Throughout my childhood, I heard my mother say over and over again, “Marriage is a compromise. Marriage is a compromise.” Every time she said it, my blood boiled. I wanted to scream at her. “Why does marriage have to be a compromise?!” But, that kind of questioning was not allowed in my household. My assigned right and proper role was to align and agree with all declarations delivered. As a child, I was little more than a prop in my parent’s reality expected solely to follow along in their well-worn footsteps like a good little obedient devotee. Nothing original beyond the approved script of thinking and behavior was ever allowed. But, I digress.
Compromise and consensus offer little more than to pacify, especially when we have bought into these objectives as the proper way to do relationship. How much of you do you have to cut off in order to compromise? What must you give up to always align and agree in consensus? But then again, isn’t it selfish to NOT compromise? Let’s look at that.
The strategy of compromise is installed quite young, and most people don’t doubt its utility. It goes unquestioned. It’s simply understood. It’s what we do. Anyone who appears to be choosing otherwise is quickly shamed by others as, “Selfish!” It’s as if the worst kind of viciousness perpetrated against others is to choose and live a self-directed life. What arrogance! Selfish, as a manipulatively degrading label of shame, quite often does the trick to get the offending rebel back into line with the rest of the obedient lemmings so proud of their proficiency in proving how well they can follow the objective of selflessness. After all, that’s how you get validation and praise, isn’t it? And, how dreadful our fate to be dismissively disregarded and deprived of the coveted stamp of approval from others to know we’ve done a good job getting it right. Where then would we get the love and affection we need? It’s a dilemma many people face daily as they strive to survive their destiny bound to run on the endlessly effortful hamster wheel of do-to-get.
So, what has any of this to do with compromise? When we compromise, it often indicates we have given up on the infinitely generous gift of possibility. We have concluded there is no other way, but to compromise. It’s the ultimate problem solver.
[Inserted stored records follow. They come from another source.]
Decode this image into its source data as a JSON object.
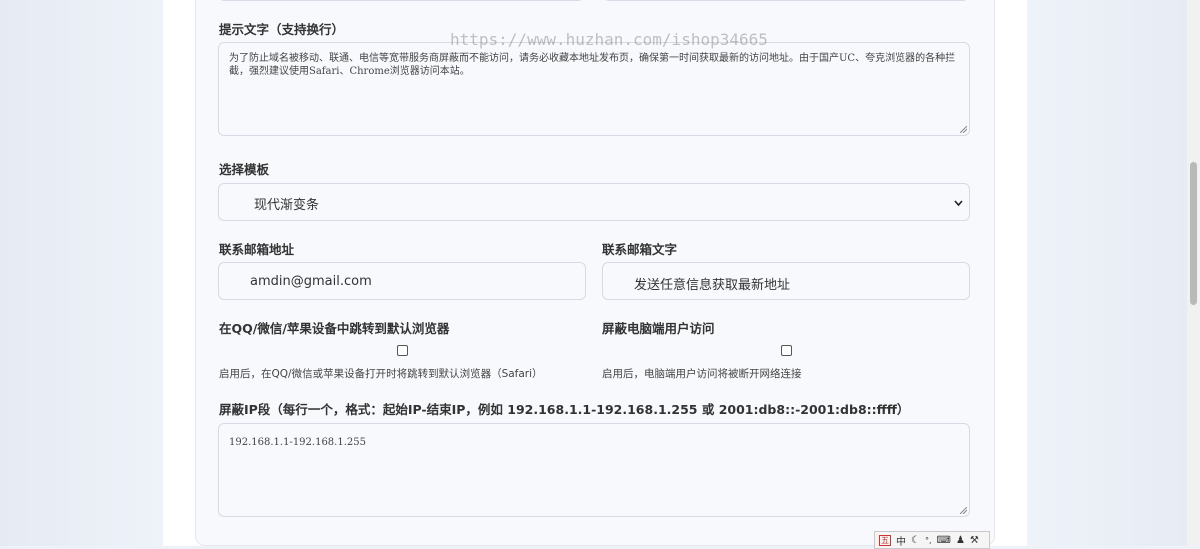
{
  "watermark": "https://www.huzhan.com/ishop34665",
  "hint": {
    "label": "提示文字（支持换行）",
    "text": "为了防止域名被移动、联通、电信等宽带服务商屏蔽而不能访问，请务必收藏本地址发布页，确保第一时间获取最新的访问地址。由于国产UC、夸克浏览器的各种拦截，强烈建议使用Safari、Chrome浏览器访问本站。"
  },
  "template": {
    "label": "选择模板",
    "selected": "现代渐变条"
  },
  "email": {
    "label": "联系邮箱地址",
    "value": "amdin@gmail.com"
  },
  "email_text": {
    "label": "联系邮箱文字",
    "value": "发送任意信息获取最新地址"
  },
  "redirect": {
    "label": "在QQ/微信/苹果设备中跳转到默认浏览器",
    "help": "启用后，在QQ/微信或苹果设备打开时将跳转到默认浏览器（Safari）",
    "checked": false
  },
  "block_pc": {
    "label": "屏蔽电脑端用户访问",
    "help": "启用后，电脑端用户访问将被断开网络连接",
    "checked": false
  },
  "block_ip": {
    "label": "屏蔽IP段（每行一个，格式：起始IP-结束IP，例如 192.168.1.1-192.168.1.255 或 2001:db8::-2001:db8::ffff）",
    "value": "192.168.1.1-192.168.1.255"
  },
  "ime_toolbar": {
    "mode_badge": "五",
    "language": "中",
    "items": [
      "moon-icon",
      "punctuation-icon",
      "keyboard-icon",
      "user-icon",
      "wrench-icon"
    ]
  }
}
Compromise is the way to keep the peace, and make everyone happy. That irrefutable truth has been imprinted on us since childhood, hasn’t it? Compromise has become normal, even expected. But, keep the peace at what expense? Is compromise truly the prize winning cure for conflict, or does it simply mask the symptoms of resignation and acquiescence that indicate something destructive is being ignored? Who actually gets to be happy in a compromise anyway? Is anyone genuinely happy at all? Or, are any glad feelings really more the consequence of not having been the one to compromise this time. Because you know you’re keeping score to ensure you are not on the losing end of the compromise too many times. It has to be fair, right? I can’t help but wonder. Is the best to be hoped for in relationship a vigilant determination not to lose coupled with a constant effort to keep things fair? That’s exhausting!
That used to be my reality. Though it made my blood boil every time my mother told me marriage was a compromise, it’s what I learned and I didn’t know any other way. So, I compromised. I compromised me, and I compromised my desires. Asking for more, or anything different, wasn’t even an option that occurred to me. That would be a betrayal of the all mighty directive to compromise! I was taught that compromise was a dutiful way of showing gratitude for all I had been given. So, I didn’t ask. And because I didn’t ask, any natural capacity I had to receive atrophied from neglect. If you don’t ask, you don’t receive.
You may have never considered that compromise is a way of refusing receiving. It’s the most prominent way of ensuring we never receive the relationships and life we truly desire. We compromise us, and our desires, and then wonder why things seem so hard and life doesn’t work the way we would like.
So, I wonder. What would be possible in your relationships, and in your life, if you stopped believing you had to compromise? Are you willing to receive all of YOU, and more?
I work with clients around the world assisting them to create lives beyond compromise. I have no interest in offering simple tips and tricks to soothe and smooth over the painful struggle of trying to make a relationship paradigm work that doesn’t, and never will as long as you are compromising you. The time has come to design relationships in a completely different and radical way that always includes you.
Don't sell yourself short. Joy filled relationships don't have to be out of reach. You CAN have ALL you desire, and it would be my pleasure to guide you in creating and having just that.